(ShareCast News) - GSK said its mepolizumab treatment met co-primary efficacy endpoints and all secondary endpoints in a double-blind, placebo-controlled study on patients who have a form of vasculitis.
Published in the New England Journal of Medicine, the study found patients treated with mepolizumab had a significantly greater accrued time in remission over the 52-week treatment period compared to placebo, with 28% achieving remission for at least 24 weeks versus 3% on placebo, GSK said.
In addition, a higher proportion of patients in the mepolizumab group were in remission at both weeks 36 and 48 compared to the placebo group (32% vs 3%).
The patients had a small blood vessel condition known as eosinophilic granulomatosis with polyangiitis (EGPA) - a rare disease characterised by widespread inflammation in the walls of small blood vessels which may affect multiple organ systems and be associated with fatigue, fever and weight loss.
Principal investigator and lead author of the study Dr. Michael E Wechsler said EGPA patients suffer from recurrent relapses that place these patients at greater risk of permanent tissue and organ damage.
"There are currently no therapies specifically approved for EGPA. While systemic corticosteroids form the cornerstone of EGPA treatment, they can be associated with significant side effects."
"In this study, mepolizumab met several important clinical goals in the treatment of EGPA: it increased accrued time in remission, reduced frequency of relapse and exacerbation, and enabled patients to reduce corticosteroid dose. These data confirm the potential of mepolizumab as a future treatment option for patients with this rare disease."

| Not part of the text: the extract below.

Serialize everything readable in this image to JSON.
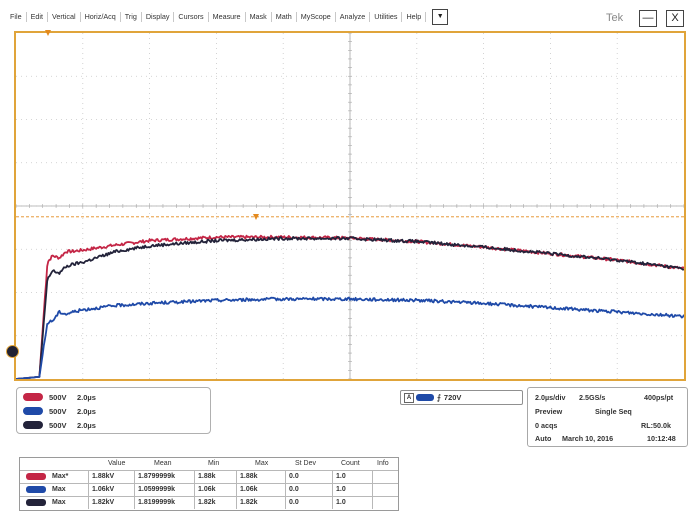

Results of the study will support GSK's plans to submit regulatory applications, expected later in 2017, the company said, adding that mepolizumab is not approved for use anywhere in the world for EGPA.